With more than half the population living below the poverty line, Malawi is one of the world’s poorest countries—and the majority of its people operate small farms. So, for more than a decade, non-profits and governments have focused on reducing poverty and hunger in the country by helping farmers there increase productivity in their fields, using the same monocropping techniques embraced by commodity corn and soy growers in the U.S.
Between 2007 and 2018, the Alliance for a Green Revolution in Africa (AGRA) invested $22.5 million in projects that included training agro-dealers to sell commercial seeds, fertilizers, and pesticides. Meanwhile, Malawi’s government provided around $50 million per year in subsidies for synthetic fertilizer.
The result? Yields for dietary staple crops, especially corn, have increased by 50 percent. But the poverty rate is still over 50 percent, and the prevalence of moderate or severe food insecurity has increased slightly, to 82 percent of the population.
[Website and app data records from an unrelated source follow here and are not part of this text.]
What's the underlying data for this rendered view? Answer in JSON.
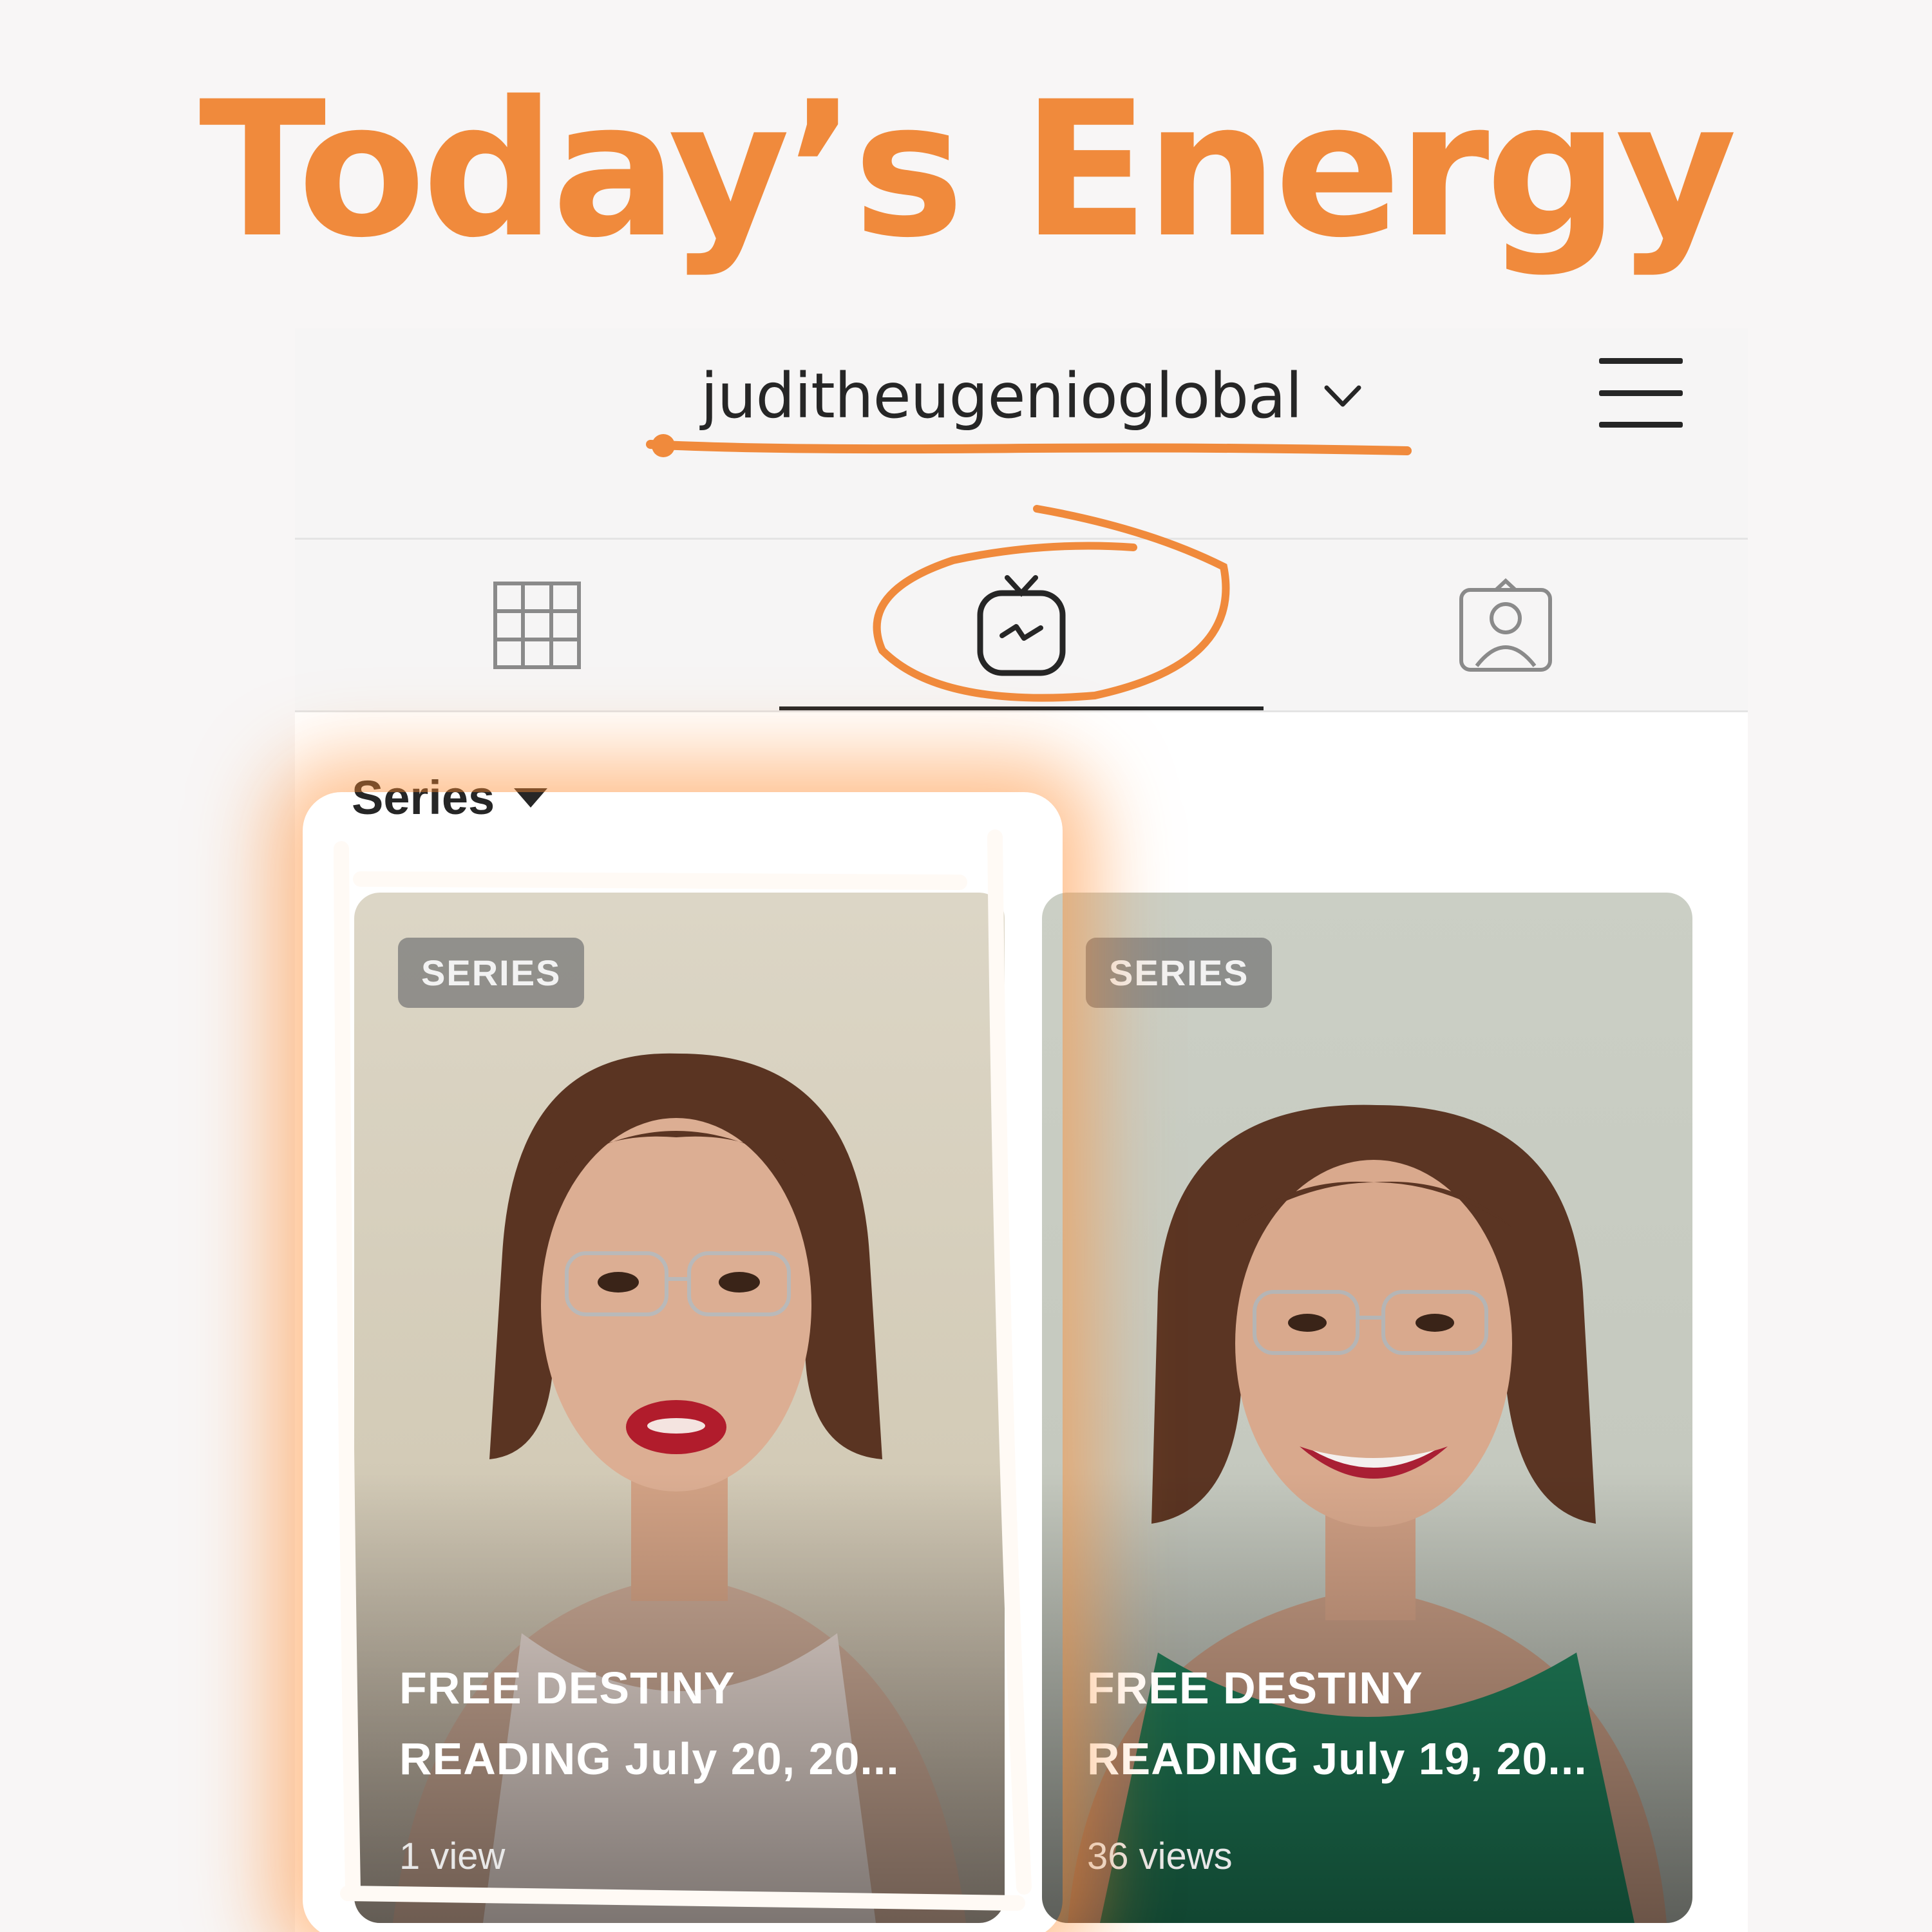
{
  "headline": "Today’s Energy",
  "header": {
    "username": "juditheugenioglobal"
  },
  "tabs": [
    {
      "icon": "grid-icon",
      "active": false
    },
    {
      "icon": "igtv-icon",
      "active": true
    },
    {
      "icon": "tagged-icon",
      "active": false
    }
  ],
  "filter": {
    "label": "Series"
  },
  "cards": [
    {
      "badge": "SERIES",
      "title_line1": "FREE DESTINY",
      "title_line2": "READING July 20, 20...",
      "views": "1 view"
    },
    {
      "badge": "SERIES",
      "title_line1": "FREE DESTINY",
      "title_line2": "READING July 19, 20...",
      "views": "36 views"
    }
  ],
  "colors": {
    "accent": "#f08a3c",
    "text": "#262626",
    "background": "#f8f6f6"
  }
}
“These are the failed policies of the past, with no real acknowledgment that science and history have moved forward,” says Timothy A. Wise, who conducted years of research on agriculture in Africa for his book Eating Tomorrow. “We should have learned from this and at least be funding a wider range of practices.” Read more…